(Supplied records)

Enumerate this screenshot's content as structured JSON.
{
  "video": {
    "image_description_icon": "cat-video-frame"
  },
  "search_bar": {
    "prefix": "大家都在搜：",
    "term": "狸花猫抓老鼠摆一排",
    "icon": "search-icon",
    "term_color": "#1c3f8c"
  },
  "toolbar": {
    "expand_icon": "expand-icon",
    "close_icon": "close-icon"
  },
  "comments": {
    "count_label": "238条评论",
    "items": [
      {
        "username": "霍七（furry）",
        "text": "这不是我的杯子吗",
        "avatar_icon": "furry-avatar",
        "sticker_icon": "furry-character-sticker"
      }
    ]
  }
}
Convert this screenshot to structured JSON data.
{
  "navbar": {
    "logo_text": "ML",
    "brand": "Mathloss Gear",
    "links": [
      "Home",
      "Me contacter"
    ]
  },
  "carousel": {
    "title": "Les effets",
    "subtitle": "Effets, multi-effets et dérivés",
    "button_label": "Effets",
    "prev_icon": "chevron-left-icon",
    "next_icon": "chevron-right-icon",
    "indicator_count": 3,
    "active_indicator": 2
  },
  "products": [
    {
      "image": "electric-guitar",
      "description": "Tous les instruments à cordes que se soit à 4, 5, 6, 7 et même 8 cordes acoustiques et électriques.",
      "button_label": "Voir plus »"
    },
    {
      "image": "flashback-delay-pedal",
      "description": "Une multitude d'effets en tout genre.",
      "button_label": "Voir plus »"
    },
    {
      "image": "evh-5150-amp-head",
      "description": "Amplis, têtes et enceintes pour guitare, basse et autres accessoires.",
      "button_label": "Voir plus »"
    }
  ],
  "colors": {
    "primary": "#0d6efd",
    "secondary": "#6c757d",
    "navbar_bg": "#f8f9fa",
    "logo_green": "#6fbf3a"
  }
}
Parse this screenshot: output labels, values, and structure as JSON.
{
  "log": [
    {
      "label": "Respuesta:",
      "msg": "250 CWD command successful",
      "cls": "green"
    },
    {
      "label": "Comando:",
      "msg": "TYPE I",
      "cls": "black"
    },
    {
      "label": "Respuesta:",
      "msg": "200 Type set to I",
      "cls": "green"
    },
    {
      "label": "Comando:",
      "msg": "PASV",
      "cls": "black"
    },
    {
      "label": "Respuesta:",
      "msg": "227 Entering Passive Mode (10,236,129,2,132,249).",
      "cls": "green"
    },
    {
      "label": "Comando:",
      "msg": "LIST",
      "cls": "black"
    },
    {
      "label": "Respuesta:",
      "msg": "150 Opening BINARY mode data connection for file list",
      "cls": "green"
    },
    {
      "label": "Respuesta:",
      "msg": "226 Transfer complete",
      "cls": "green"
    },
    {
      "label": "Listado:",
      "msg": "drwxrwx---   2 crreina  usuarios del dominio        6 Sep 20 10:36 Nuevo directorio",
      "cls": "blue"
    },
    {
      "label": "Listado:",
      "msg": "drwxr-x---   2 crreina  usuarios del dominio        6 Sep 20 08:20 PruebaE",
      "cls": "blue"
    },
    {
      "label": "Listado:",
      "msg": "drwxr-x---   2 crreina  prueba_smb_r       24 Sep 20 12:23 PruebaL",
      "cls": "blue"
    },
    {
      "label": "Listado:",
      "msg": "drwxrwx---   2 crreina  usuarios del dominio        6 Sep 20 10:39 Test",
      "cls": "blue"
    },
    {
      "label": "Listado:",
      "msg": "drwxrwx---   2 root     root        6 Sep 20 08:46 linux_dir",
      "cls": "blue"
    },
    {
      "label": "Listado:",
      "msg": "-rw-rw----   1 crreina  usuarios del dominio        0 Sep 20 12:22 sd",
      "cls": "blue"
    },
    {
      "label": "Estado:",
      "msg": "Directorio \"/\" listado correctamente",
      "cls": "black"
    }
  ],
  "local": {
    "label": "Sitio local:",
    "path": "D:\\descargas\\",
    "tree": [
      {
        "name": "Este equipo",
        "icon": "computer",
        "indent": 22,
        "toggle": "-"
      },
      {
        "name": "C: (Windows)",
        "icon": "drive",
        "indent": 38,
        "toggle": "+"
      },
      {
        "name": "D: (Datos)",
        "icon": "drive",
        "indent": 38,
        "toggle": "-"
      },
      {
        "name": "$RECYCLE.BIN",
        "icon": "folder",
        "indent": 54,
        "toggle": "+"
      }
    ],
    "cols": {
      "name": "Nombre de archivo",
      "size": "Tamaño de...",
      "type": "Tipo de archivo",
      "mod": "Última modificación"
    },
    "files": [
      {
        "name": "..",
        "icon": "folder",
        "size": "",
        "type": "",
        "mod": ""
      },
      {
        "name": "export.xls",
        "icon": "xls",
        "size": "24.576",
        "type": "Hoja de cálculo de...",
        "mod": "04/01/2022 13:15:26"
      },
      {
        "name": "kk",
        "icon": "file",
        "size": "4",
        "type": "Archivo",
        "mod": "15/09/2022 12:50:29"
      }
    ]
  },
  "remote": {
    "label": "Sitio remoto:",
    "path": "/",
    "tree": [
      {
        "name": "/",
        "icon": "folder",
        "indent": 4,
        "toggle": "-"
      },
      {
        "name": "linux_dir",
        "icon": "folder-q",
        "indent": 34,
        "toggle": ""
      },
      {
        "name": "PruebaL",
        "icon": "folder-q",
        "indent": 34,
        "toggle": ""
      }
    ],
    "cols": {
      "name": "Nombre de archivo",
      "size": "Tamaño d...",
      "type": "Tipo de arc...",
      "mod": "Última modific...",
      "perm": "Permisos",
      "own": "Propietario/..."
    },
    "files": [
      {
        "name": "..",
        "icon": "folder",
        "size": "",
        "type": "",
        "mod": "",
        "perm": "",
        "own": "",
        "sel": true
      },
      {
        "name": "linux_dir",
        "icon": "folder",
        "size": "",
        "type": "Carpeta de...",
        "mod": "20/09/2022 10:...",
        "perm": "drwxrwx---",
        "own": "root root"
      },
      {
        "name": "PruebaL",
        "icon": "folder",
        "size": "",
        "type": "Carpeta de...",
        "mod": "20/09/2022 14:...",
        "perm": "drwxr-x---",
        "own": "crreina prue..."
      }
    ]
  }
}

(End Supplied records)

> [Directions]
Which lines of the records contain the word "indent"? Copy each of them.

> [Task output]
        "indent": 22,
        "indent": 38,
        "indent": 38,
        "indent": 54,
        "indent": 4,
        "indent": 34,
        "indent": 34,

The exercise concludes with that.